Overall, the value score is a little higher than our last look at the HD 7950 3GB for the simple reason AMD has cut the price of the 7000 series, with the HD 7950 3GB now costing around £80 less than it did at launch earlier in the year. You're now getting even more performance too, although as we've already stressed, this is very game dependant.

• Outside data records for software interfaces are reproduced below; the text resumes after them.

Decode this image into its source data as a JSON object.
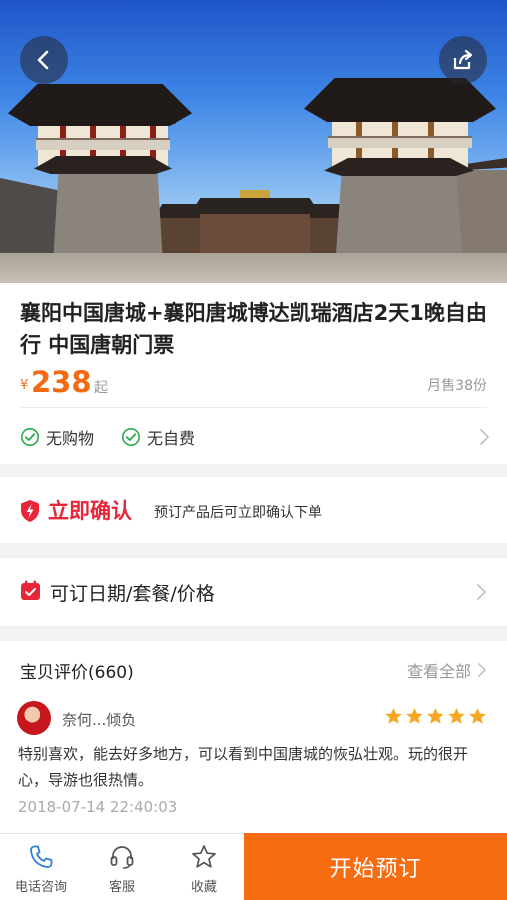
{
  "header": {
    "back_icon": "chevron-left-icon",
    "share_icon": "share-icon"
  },
  "product": {
    "title": "襄阳中国唐城+襄阳唐城博达凯瑞酒店2天1晚自由行 中国唐朝门票",
    "currency": "¥",
    "price": "238",
    "price_suffix": "起",
    "monthly_sales": "月售38份",
    "tags": [
      {
        "label": "无购物",
        "icon": "check-circle-icon"
      },
      {
        "label": "无自费",
        "icon": "check-circle-icon"
      }
    ]
  },
  "confirm": {
    "title": "立即确认",
    "description": "预订产品后可立即确认下单",
    "icon": "shield-bolt-icon"
  },
  "date_selector": {
    "label": "可订日期/套餐/价格",
    "icon": "calendar-icon"
  },
  "reviews": {
    "heading": "宝贝评价(660)",
    "view_all": "查看全部",
    "items": [
      {
        "reviewer": "奈何...倾负",
        "rating": 5,
        "text": "特别喜欢，能去好多地方，可以看到中国唐城的恢弘壮观。玩的很开心，导游也很热情。",
        "time": "2018-07-14 22:40:03"
      }
    ]
  },
  "bottom_bar": {
    "items": [
      {
        "label": "电话咨询",
        "icon": "phone-icon"
      },
      {
        "label": "客服",
        "icon": "headset-icon"
      },
      {
        "label": "收藏",
        "icon": "star-outline-icon"
      }
    ],
    "book_button": "开始预订"
  },
  "colors": {
    "accent": "#f86c11",
    "price": "#f36a12",
    "confirm_red": "#e8263a",
    "check_green": "#2fa84f",
    "star": "#f5a623"
  }
}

Still, it spices things up a bit for the enthusiast with a few extra things you can tweak/unlock/get for free, which is what our hobby is all about anyway isn't it? For this, it's good to see AMD offering up these types of things, even if the AMD Radeon HD 7950 3GB With Boost is little more than a mini-refresh at best. As far as mid-range cards go, though, we're still keenly awaiting the release of Nvidia's much speculated GTX 660 series. All we can say is don't spend your hard-earned pennies just yet...